The irony of city surroundings contrasting with the implied terrain of a mountain bike team isn’t lost on Totten. “We have to practice some place close.”Once a week, practice is held at neighboring City Park, maximum elevation gain of 65 feet if completing a full loop. Other nights, practice is a trip to Ruby Park via the Platte River trail. On the weekends, sometimes a full day travel affair, they head to the foothills. “There are ton of options, but not a lot of single track with technical options (nearby).”
In a state league competing with teams from the Flatirons of Boulder, heights and drops of Vail, and less congested trails around Steamboat, East has a handicap. “East isn’t one of the top teams, but our riders have so much heart and love for this sport.” Totten follows up with strategy to meet the challenge. “We do a lot of off season training to keep up.” Furthermore, they partner with the school’s ski and snowboarding club to condition and increase lung capacity.
When the club first started, classified in the league by team size, East MTB “killed it” in competition. Now, as a division I team, grouped among teams with 30+ members, Totten says East has been placing sixth out of six in their conference. “It’s tough to compete with the mountain teams, some of which have so many kids that they only allow riders dedicated to competitive mountain biking.” The scoring is complicated and lower rank in the top division doesn’t equate to last place.
The experience is the true win. Last year, 38 youths on the team supported each other, traveled to idyllic locations throughout the state, and were mentored by passionate and talented volunteer coaches, including Elevation Magazine’s 2017 Badass of the Year recipient, Chris Plesko. “Our goal is not to win, but to get more kids on bikes,” Totten says.
As one of 75 teams in the Colorado High School Cycling League, East MTB adheres to strict rules for practice, compliance, and competition. Yet, no one is turned down, tryouts aren’t required, and members don’t have to race. Also, East MTB serves as a composite team, welcoming members from other urban high schools who may not be able to support a team of their own.
Totten and her husband started volunteering with the team when their oldest son entered East three years ago. She recalls riding bikes with her son when younger, when the family first moved to Park Hill from a farm in Tennessee. “All these things I avoided (rocks, obstacles), he aimed for. As it turns out, it was just kind of his thing.” A self-professed cruiser bike type of person, complete with basket and bell, Totten son’s taste for the recreation sport hasn’t converted her. Instead, bringing talents from her profession–owner of an interior designer business–Totten supports the team as organizer of recruitment and communication.

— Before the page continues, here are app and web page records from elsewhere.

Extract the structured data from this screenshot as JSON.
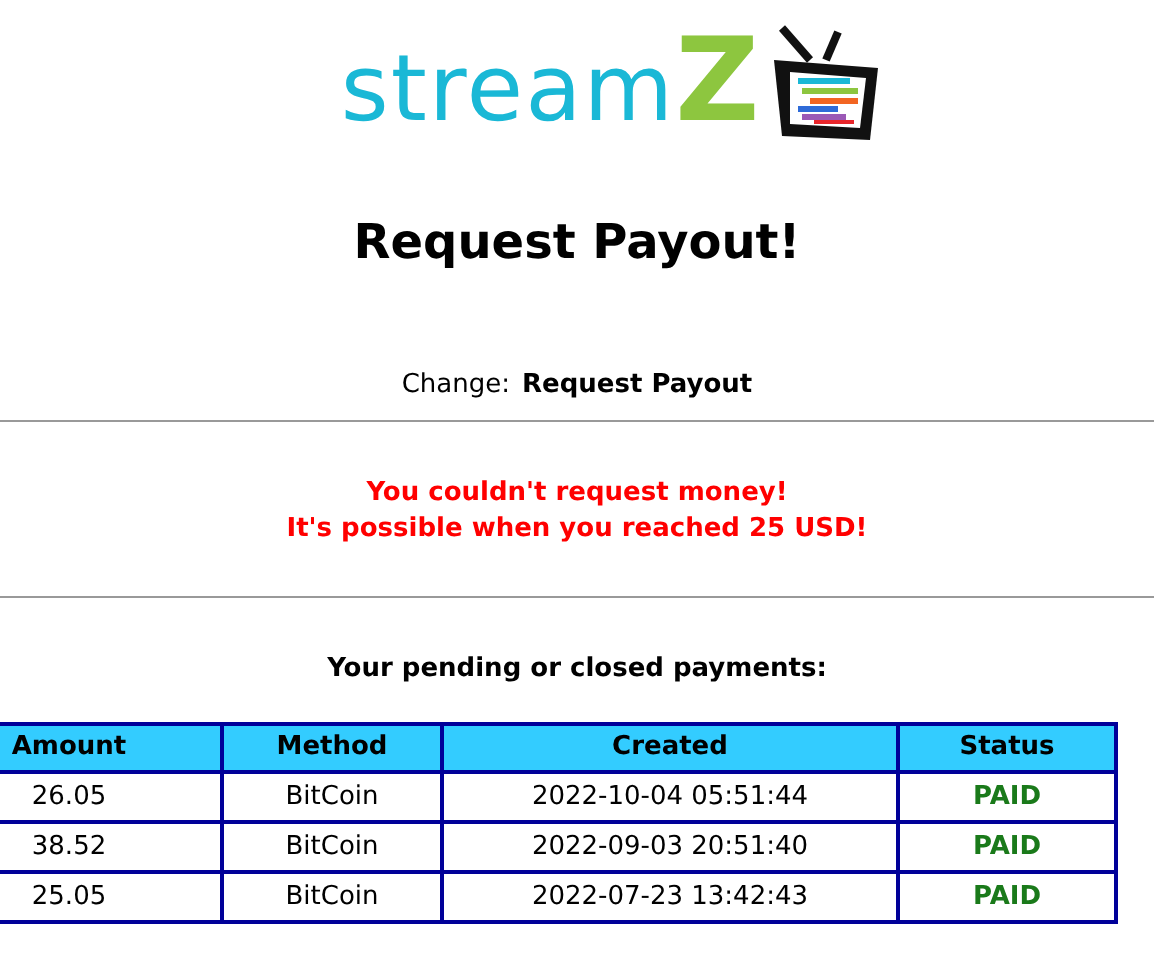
{
  "logo": {
    "text": "stream",
    "accent": "Z"
  },
  "title": "Request Payout!",
  "change": {
    "label": "Change:",
    "link": "Request Payout"
  },
  "error": [
    "You couldn't request money!",
    "It's possible when you reached 25 USD!"
  ],
  "payments_heading": "Your pending or closed payments:",
  "table": {
    "columns": [
      "Amount",
      "Method",
      "Created",
      "Status"
    ],
    "rows": [
      {
        "amount": "26.05",
        "method": "BitCoin",
        "created": "2022-10-04 05:51:44",
        "status": "PAID"
      },
      {
        "amount": "38.52",
        "method": "BitCoin",
        "created": "2022-09-03 20:51:40",
        "status": "PAID"
      },
      {
        "amount": "25.05",
        "method": "BitCoin",
        "created": "2022-07-23 13:42:43",
        "status": "PAID"
      }
    ]
  }
}
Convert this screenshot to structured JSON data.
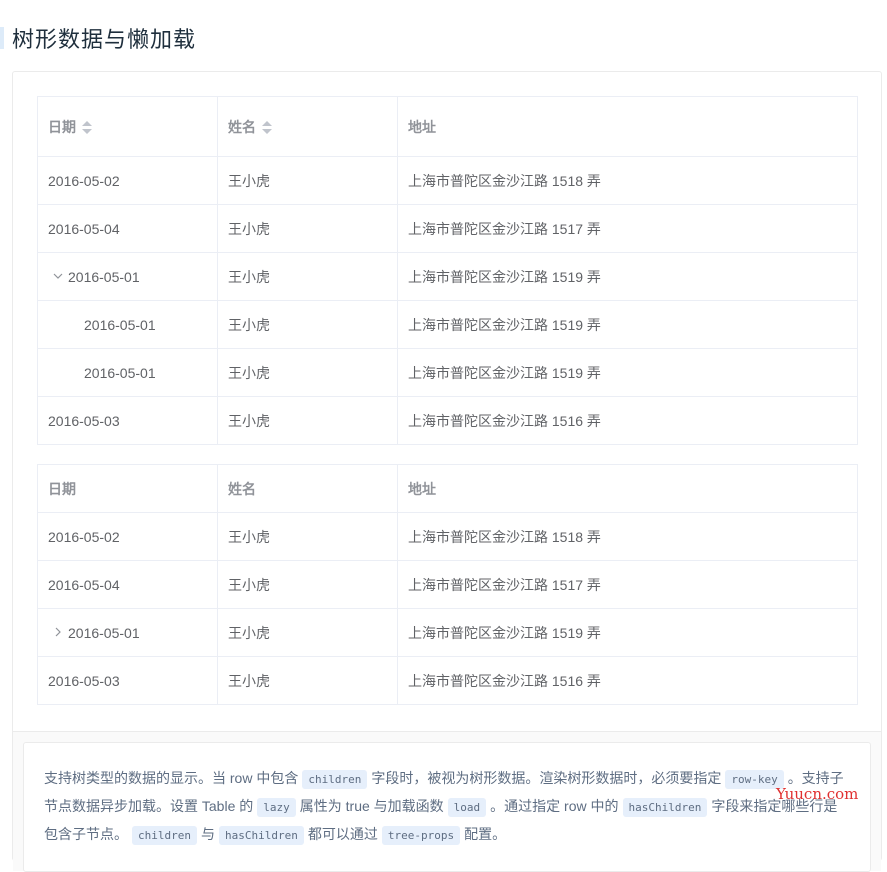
{
  "section": {
    "title": "树形数据与懒加载"
  },
  "table1": {
    "headers": {
      "date": "日期",
      "name": "姓名",
      "address": "地址"
    },
    "rows": [
      {
        "date": "2016-05-02",
        "name": "王小虎",
        "address": "上海市普陀区金沙江路 1518 弄"
      },
      {
        "date": "2016-05-04",
        "name": "王小虎",
        "address": "上海市普陀区金沙江路 1517 弄"
      },
      {
        "date": "2016-05-01",
        "name": "王小虎",
        "address": "上海市普陀区金沙江路 1519 弄",
        "expanded": true
      },
      {
        "date": "2016-05-01",
        "name": "王小虎",
        "address": "上海市普陀区金沙江路 1519 弄",
        "child": true
      },
      {
        "date": "2016-05-01",
        "name": "王小虎",
        "address": "上海市普陀区金沙江路 1519 弄",
        "child": true
      },
      {
        "date": "2016-05-03",
        "name": "王小虎",
        "address": "上海市普陀区金沙江路 1516 弄"
      }
    ]
  },
  "table2": {
    "headers": {
      "date": "日期",
      "name": "姓名",
      "address": "地址"
    },
    "rows": [
      {
        "date": "2016-05-02",
        "name": "王小虎",
        "address": "上海市普陀区金沙江路 1518 弄"
      },
      {
        "date": "2016-05-04",
        "name": "王小虎",
        "address": "上海市普陀区金沙江路 1517 弄"
      },
      {
        "date": "2016-05-01",
        "name": "王小虎",
        "address": "上海市普陀区金沙江路 1519 弄",
        "collapsed": true
      },
      {
        "date": "2016-05-03",
        "name": "王小虎",
        "address": "上海市普陀区金沙江路 1516 弄"
      }
    ]
  },
  "icons": {
    "expanded": "chevron-down-icon",
    "collapsed": "chevron-right-icon",
    "sort": "sort-caret-icon"
  },
  "description": {
    "p1": "支持树类型的数据的显示。当 row 中包含",
    "c1": "children",
    "p2": "字段时，被视为树形数据。渲染树形数据时，必须要指定",
    "c2": "row-key",
    "p3": "。支持子节点数据异步加载。设置 Table 的",
    "c3": "lazy",
    "p4": "属性为 true 与加载函数",
    "c4": "load",
    "p5": "。通过指定 row 中的",
    "c5": "hasChildren",
    "p6": "字段来指定哪些行是包含子节点。",
    "c6": "children",
    "p7": "与",
    "c7": "hasChildren",
    "p8": "都可以通过",
    "c8": "tree-props",
    "p9": "配置。"
  },
  "watermark": "Yuucn.com"
}
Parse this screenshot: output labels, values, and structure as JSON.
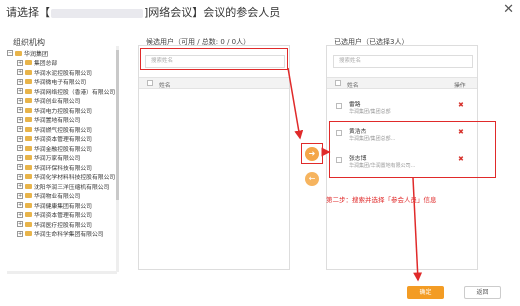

Of course, she and her husband fund their sons’ expenses, too. Her oldest son, going into his senior year this fall, is on his second race bike. Her youngest is starting out with his first as he enters the team as a Freshman. “Honestly, we are conservative on the bike buying.” The range for suitable bikes falls from $2500 to $7000, she says. “It’s an investment.”
“I love it,” Totten leaves no hesitation in how she feels about her time investment. Mountain biking has no end date, she says, unlike football or other sports where only the best athletes get a shot after high school. “This is a lifelong sport.” Kids can go on to do amazing things and also have a stress reliever to keep them fit for the rest of their life, she says. Plus, “these kids get a lot more exercise than other sports.”
Totten welcomes another parent and potential recruit. East MTB club members call out incentives like peddlers at a fair behind her. Some toy with a bike brought as a prop. The pavement begs to be more than curb and concrete.